Walker County sheriff's deputies illegally searched Parker's home without a warrant, Dunn argues. They trespassed on his property and the evidence found at the home should have been suppressed but was instead used to contradict Parker's pretrial statements. Parker's answer about the vehicle he had driven the morning his wife disappeared was contradicted by what the deputies had seen in the garage. But their search was "unconstitutional and void," Dunn argues in briefs.
Among the incidents presented to the jury in 2009: In 1989, Parker became enraged at his second wife. He broke a glass on the floor, then grabbed her by her hair, dragging her through the glass and handcuffing her to their bed.
Later that year, after he and his second wife separated, he let himself into her house, accused her of seeing other men, choked her and held a gun to her head, threatening to blow out her brains.
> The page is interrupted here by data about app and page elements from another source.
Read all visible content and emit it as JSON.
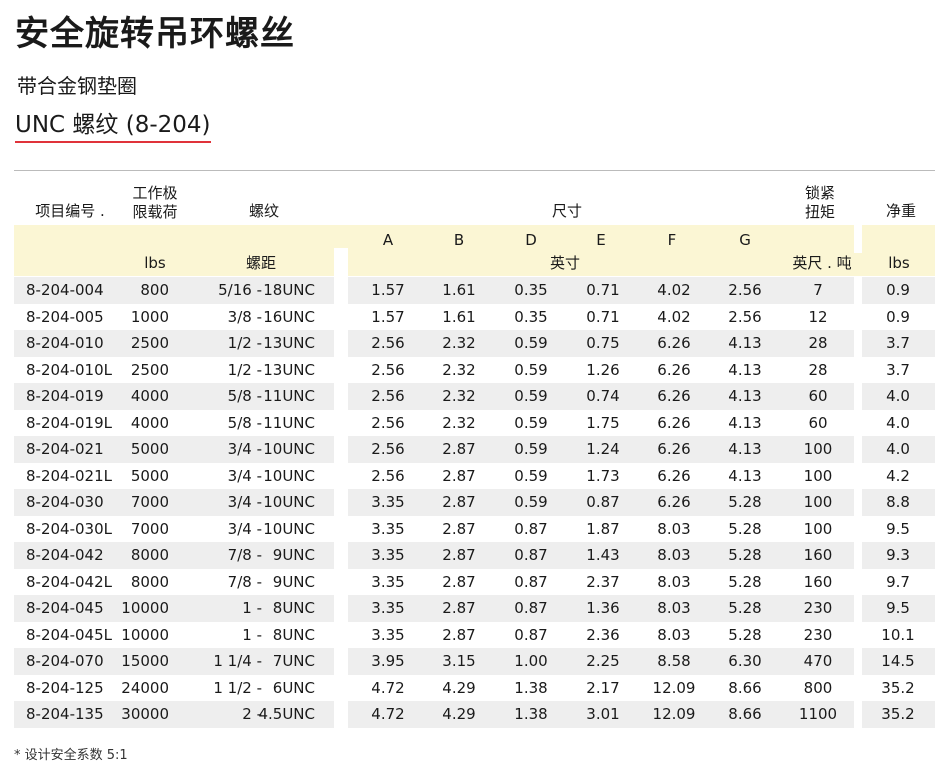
{
  "title": "安全旋转吊环螺丝",
  "subtitle": "带合金钢垫圈",
  "thread_label": "UNC 螺纹 (8-204)",
  "headers": {
    "item_no": "项目编号 .",
    "wll_line1": "工作极",
    "wll_line2": "限载荷",
    "thread": "螺纹",
    "size": "尺寸",
    "torque_line1": "锁紧",
    "torque_line2": "扭矩",
    "weight": "净重",
    "A": "A",
    "B": "B",
    "D": "D",
    "E": "E",
    "F": "F",
    "G": "G",
    "wll_unit": "lbs",
    "thread_unit": "螺距",
    "size_unit": "英寸",
    "torque_unit": "英尺 . 吨",
    "weight_unit": "lbs"
  },
  "rows": [
    {
      "item": "8-204-004",
      "wll": "800",
      "pitch": "5/16 -",
      "tpi": "18UNC",
      "A": "1.57",
      "B": "1.61",
      "D": "0.35",
      "E": "0.71",
      "F": "4.02",
      "G": "2.56",
      "torque": "7",
      "weight": "0.9"
    },
    {
      "item": "8-204-005",
      "wll": "1000",
      "pitch": "3/8 -",
      "tpi": "16UNC",
      "A": "1.57",
      "B": "1.61",
      "D": "0.35",
      "E": "0.71",
      "F": "4.02",
      "G": "2.56",
      "torque": "12",
      "weight": "0.9"
    },
    {
      "item": "8-204-010",
      "wll": "2500",
      "pitch": "1/2 -",
      "tpi": "13UNC",
      "A": "2.56",
      "B": "2.32",
      "D": "0.59",
      "E": "0.75",
      "F": "6.26",
      "G": "4.13",
      "torque": "28",
      "weight": "3.7"
    },
    {
      "item": "8-204-010L",
      "wll": "2500",
      "pitch": "1/2 -",
      "tpi": "13UNC",
      "A": "2.56",
      "B": "2.32",
      "D": "0.59",
      "E": "1.26",
      "F": "6.26",
      "G": "4.13",
      "torque": "28",
      "weight": "3.7"
    },
    {
      "item": "8-204-019",
      "wll": "4000",
      "pitch": "5/8 -",
      "tpi": "11UNC",
      "A": "2.56",
      "B": "2.32",
      "D": "0.59",
      "E": "0.74",
      "F": "6.26",
      "G": "4.13",
      "torque": "60",
      "weight": "4.0"
    },
    {
      "item": "8-204-019L",
      "wll": "4000",
      "pitch": "5/8 -",
      "tpi": "11UNC",
      "A": "2.56",
      "B": "2.32",
      "D": "0.59",
      "E": "1.75",
      "F": "6.26",
      "G": "4.13",
      "torque": "60",
      "weight": "4.0"
    },
    {
      "item": "8-204-021",
      "wll": "5000",
      "pitch": "3/4 -",
      "tpi": "10UNC",
      "A": "2.56",
      "B": "2.87",
      "D": "0.59",
      "E": "1.24",
      "F": "6.26",
      "G": "4.13",
      "torque": "100",
      "weight": "4.0"
    },
    {
      "item": "8-204-021L",
      "wll": "5000",
      "pitch": "3/4 -",
      "tpi": "10UNC",
      "A": "2.56",
      "B": "2.87",
      "D": "0.59",
      "E": "1.73",
      "F": "6.26",
      "G": "4.13",
      "torque": "100",
      "weight": "4.2"
    },
    {
      "item": "8-204-030",
      "wll": "7000",
      "pitch": "3/4 -",
      "tpi": "10UNC",
      "A": "3.35",
      "B": "2.87",
      "D": "0.59",
      "E": "0.87",
      "F": "6.26",
      "G": "5.28",
      "torque": "100",
      "weight": "8.8"
    },
    {
      "item": "8-204-030L",
      "wll": "7000",
      "pitch": "3/4 -",
      "tpi": "10UNC",
      "A": "3.35",
      "B": "2.87",
      "D": "0.87",
      "E": "1.87",
      "F": "8.03",
      "G": "5.28",
      "torque": "100",
      "weight": "9.5"
    },
    {
      "item": "8-204-042",
      "wll": "8000",
      "pitch": "7/8 -",
      "tpi": "9UNC",
      "A": "3.35",
      "B": "2.87",
      "D": "0.87",
      "E": "1.43",
      "F": "8.03",
      "G": "5.28",
      "torque": "160",
      "weight": "9.3"
    },
    {
      "item": "8-204-042L",
      "wll": "8000",
      "pitch": "7/8 -",
      "tpi": "9UNC",
      "A": "3.35",
      "B": "2.87",
      "D": "0.87",
      "E": "2.37",
      "F": "8.03",
      "G": "5.28",
      "torque": "160",
      "weight": "9.7"
    },
    {
      "item": "8-204-045",
      "wll": "10000",
      "pitch": "1 -",
      "tpi": "8UNC",
      "A": "3.35",
      "B": "2.87",
      "D": "0.87",
      "E": "1.36",
      "F": "8.03",
      "G": "5.28",
      "torque": "230",
      "weight": "9.5"
    },
    {
      "item": "8-204-045L",
      "wll": "10000",
      "pitch": "1 -",
      "tpi": "8UNC",
      "A": "3.35",
      "B": "2.87",
      "D": "0.87",
      "E": "2.36",
      "F": "8.03",
      "G": "5.28",
      "torque": "230",
      "weight": "10.1"
    },
    {
      "item": "8-204-070",
      "wll": "15000",
      "pitch": "1 1/4 -",
      "tpi": "7UNC",
      "A": "3.95",
      "B": "3.15",
      "D": "1.00",
      "E": "2.25",
      "F": "8.58",
      "G": "6.30",
      "torque": "470",
      "weight": "14.5"
    },
    {
      "item": "8-204-125",
      "wll": "24000",
      "pitch": "1 1/2 -",
      "tpi": "6UNC",
      "A": "4.72",
      "B": "4.29",
      "D": "1.38",
      "E": "2.17",
      "F": "12.09",
      "G": "8.66",
      "torque": "800",
      "weight": "35.2"
    },
    {
      "item": "8-204-135",
      "wll": "30000",
      "pitch": "2 -",
      "tpi": "4.5UNC",
      "A": "4.72",
      "B": "4.29",
      "D": "1.38",
      "E": "3.01",
      "F": "12.09",
      "G": "8.66",
      "torque": "1100",
      "weight": "35.2"
    }
  ],
  "footnote": "* 设计安全系数 5:1",
  "colors": {
    "accent_underline": "#e0333a",
    "header_band": "#fbf6d4",
    "row_alt": "#eeeeee"
  }
}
He later told her that if she told anyone what he'd done, "he would kill me and I could trust him when he told me that he knew how to do it without getting caught and they would never find my body," she testified.
Later, in separate incidents, he threatened to kill Theresa Parker's mother and her former sister-in-law, also vowing to each that no one would ever find their bodies.
Prosecutors also brought in as evidence a 2002 domestic violence call to Sam and Theresa Parker's home. The responding officer found Sam Parker in a rage, accusing his wife of being unfaithful. Theresa Parker had a mark on her face and neck that appeared to be the result of a blow. Her clothes and belongings had been thrown outside.
Floyd County District Attorney Leigh Patterson, who was brought in to prosecute Parker in 2009, and Georgia Attorney General Sam Olens' office argue that the trial court properly denied Parker's motion to suppress evidence from the garage search.
"The deputies were conducting a welfare check, not a search of the premises," the state's attorneys argue in briefs, noting the deputies were concerned about Theresa Parker's safety.
They also argue that Parker's past history was relevant, because he "threatened to shoot and/or kill the contemplated victim and bury their body where no one could find it." He "became enraged and irrational over an issue of infidelity and jealousy. He engaged in violent, threatening, controlling behavior."
Tim Omarzu covers Catoosa and Walker counties for the Times Free Press. Omarzu is a longtime journalist who has worked as a reporter and editor at daily and weekly newspapers in Michigan, Nevada and California. Stories he's covered include crime in blighted parts of metro Detroit and Reno, Nev.; environmental activists tree-sitting in California's Sierra Nevada foothills; attempts by the Michigan Militia to take over a township¹s government in northern Michigan. A native of Michigan, ...